Our quartet of cheese included a 2-year Parmigiano-Reggiano with aged balsamic (showing off a funky essence of Parm that played beautifully with the balsamic), La Tur with pineapple chutney (from Piedmont, light/tangy and made with all three types of milk), Caveman Blue with stewed cherries (a prototypical bleu from Rogue Creamery in Oregon), and Pecorino Fresco with apple mostarda (a Tuscan cheese with a fantastic mouthfeel). In addition, the cheeses were served with savory, fennel and rosemary biscotti that really helped cut their weight. A very nice presentation of formaggi, especially when taken in concert with the Boal-Malmsey Madeira.

RUM SOAKED CAKE Elio Perrone Bigaro
11a: RUM SOAKED CAKE | rum roasted pineapple
Elio Perrone Bigaro
In our first dessert, I adored the interaction between the sweet, charred bits of fruit and the sheer booziness of the rum, all moderated by the layers of cake--nice. The wine, meanwhile, was an effervescent rosé, an unabashedly sweet, summertime wine that one of my dining companions described as an "adult Shirley Temple!"

VANILLA FLAN Elio Perrone Bigaro
11b: VANILLA FLAN | marsala soaked berries
Elio Perrone Bigaro
Here, the light flavors of vanilla were gorgeously complemented by the weight of the caramel, while the fruit provided some offsetting tartness.

AMARETTO FLAN Elio Perrone Bigaro
12: AMARETTO FLAN | spiced roasted pumpkin & marsala zabaglione gelato
Elio Perrone Bigaro
I loved how the initial sweetness of the flan gave way to the slight boozy, almond tinged flavor of the amaretto, while the marsala-imbued sabayon served as a stellar counterpoint. Just a great interplay of flavors.

To be sure, this was an expensive dinner, but I don't hesitate in deeming this my top Italian meal to date. The food was lusty yet refined, articulate yet earthy, a robust interpretation of modern Italian cuisine that I could find little fault with.

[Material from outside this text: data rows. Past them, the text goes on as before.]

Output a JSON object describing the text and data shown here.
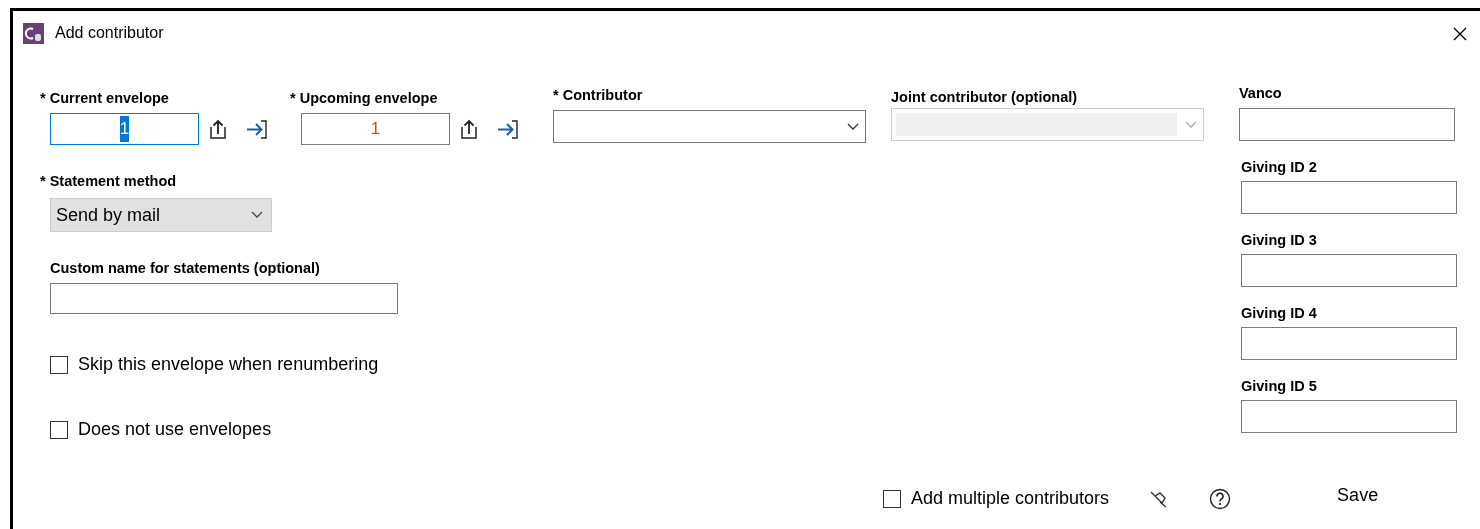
{
  "window": {
    "title": "Add contributor"
  },
  "envelope_fields": [
    {
      "label": "* Current envelope",
      "value": "1",
      "focused": true
    },
    {
      "label": "* Upcoming envelope",
      "value": "1",
      "focused": false
    }
  ],
  "contributor": {
    "label": "* Contributor"
  },
  "joint_contributor": {
    "label": "Joint contributor (optional)",
    "disabled": true
  },
  "statement_method": {
    "label": "* Statement method",
    "value": "Send by mail"
  },
  "custom_name": {
    "label": "Custom name for statements (optional)"
  },
  "options": [
    {
      "label": "Skip this envelope when renumbering",
      "checked": false
    },
    {
      "label": "Does not use envelopes",
      "checked": false
    }
  ],
  "giving_ids": [
    {
      "label": "Vanco"
    },
    {
      "label": "Giving ID 2"
    },
    {
      "label": "Giving ID 3"
    },
    {
      "label": "Giving ID 4"
    },
    {
      "label": "Giving ID 5"
    }
  ],
  "footer": {
    "multiple": {
      "label": "Add multiple contributors",
      "checked": false
    },
    "save": "Save"
  }
}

Based off the strength of this opening night dinner, it's obvious that Scarpetta is a welcomed entrant to the City's burgeoning cuisine scene, and undeniably raises the bar for Italian dining here in the Southland.

Scott Conant